WHAT IS BEING ASKED: As you look over the data below, please find each line where the word "Salary" appears, then copy it.
EXERCISE INPUT below:
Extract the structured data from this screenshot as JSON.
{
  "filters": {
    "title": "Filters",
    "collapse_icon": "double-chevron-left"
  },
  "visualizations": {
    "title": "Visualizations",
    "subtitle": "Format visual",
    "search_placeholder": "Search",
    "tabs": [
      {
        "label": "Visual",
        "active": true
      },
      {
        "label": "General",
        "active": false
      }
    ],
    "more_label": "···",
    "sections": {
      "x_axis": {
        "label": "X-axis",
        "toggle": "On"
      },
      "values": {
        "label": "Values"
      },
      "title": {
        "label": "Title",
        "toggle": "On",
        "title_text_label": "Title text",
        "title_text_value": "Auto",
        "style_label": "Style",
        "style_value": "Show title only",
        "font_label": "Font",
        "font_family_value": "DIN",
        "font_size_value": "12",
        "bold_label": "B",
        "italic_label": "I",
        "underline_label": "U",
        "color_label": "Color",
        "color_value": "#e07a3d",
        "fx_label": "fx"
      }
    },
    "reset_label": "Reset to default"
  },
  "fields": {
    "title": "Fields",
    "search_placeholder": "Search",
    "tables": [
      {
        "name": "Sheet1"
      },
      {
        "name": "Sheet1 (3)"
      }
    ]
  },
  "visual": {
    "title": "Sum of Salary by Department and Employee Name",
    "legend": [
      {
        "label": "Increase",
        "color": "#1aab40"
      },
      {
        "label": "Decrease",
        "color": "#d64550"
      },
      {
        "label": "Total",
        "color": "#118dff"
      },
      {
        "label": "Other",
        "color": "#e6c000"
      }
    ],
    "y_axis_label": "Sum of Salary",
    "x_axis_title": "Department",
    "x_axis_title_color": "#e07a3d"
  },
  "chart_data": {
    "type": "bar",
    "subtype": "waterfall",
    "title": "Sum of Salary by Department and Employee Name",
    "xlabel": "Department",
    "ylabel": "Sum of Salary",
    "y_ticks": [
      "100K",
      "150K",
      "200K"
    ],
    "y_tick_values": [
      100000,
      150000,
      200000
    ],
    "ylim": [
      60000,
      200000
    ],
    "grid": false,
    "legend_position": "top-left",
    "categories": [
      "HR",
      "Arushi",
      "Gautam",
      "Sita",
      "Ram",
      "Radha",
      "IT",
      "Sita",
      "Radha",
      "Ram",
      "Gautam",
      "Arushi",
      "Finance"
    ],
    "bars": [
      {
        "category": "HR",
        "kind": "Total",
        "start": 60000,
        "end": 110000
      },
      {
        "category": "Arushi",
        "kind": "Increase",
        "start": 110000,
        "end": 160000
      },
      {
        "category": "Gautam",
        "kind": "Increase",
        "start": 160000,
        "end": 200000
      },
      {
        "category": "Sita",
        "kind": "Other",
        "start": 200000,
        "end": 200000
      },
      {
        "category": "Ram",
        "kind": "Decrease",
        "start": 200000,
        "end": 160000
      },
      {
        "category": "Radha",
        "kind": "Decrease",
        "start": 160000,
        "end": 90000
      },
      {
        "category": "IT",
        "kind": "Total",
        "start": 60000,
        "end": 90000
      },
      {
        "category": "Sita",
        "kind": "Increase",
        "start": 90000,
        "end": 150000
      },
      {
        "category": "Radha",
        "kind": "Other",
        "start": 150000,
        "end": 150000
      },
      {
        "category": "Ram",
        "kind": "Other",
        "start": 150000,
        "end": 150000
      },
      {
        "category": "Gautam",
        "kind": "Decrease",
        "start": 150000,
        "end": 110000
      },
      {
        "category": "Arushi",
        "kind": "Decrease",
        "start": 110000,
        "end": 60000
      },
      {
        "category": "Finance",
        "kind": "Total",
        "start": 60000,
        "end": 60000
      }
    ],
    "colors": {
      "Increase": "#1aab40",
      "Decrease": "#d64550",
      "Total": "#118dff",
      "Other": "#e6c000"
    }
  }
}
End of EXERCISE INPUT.
WRITTEN SOLUTION:
    "title": "Sum of Salary by Department and Employee Name",
    "y_axis_label": "Sum of Salary",
    "title": "Sum of Salary by Department and Employee Name",
    "ylabel": "Sum of Salary",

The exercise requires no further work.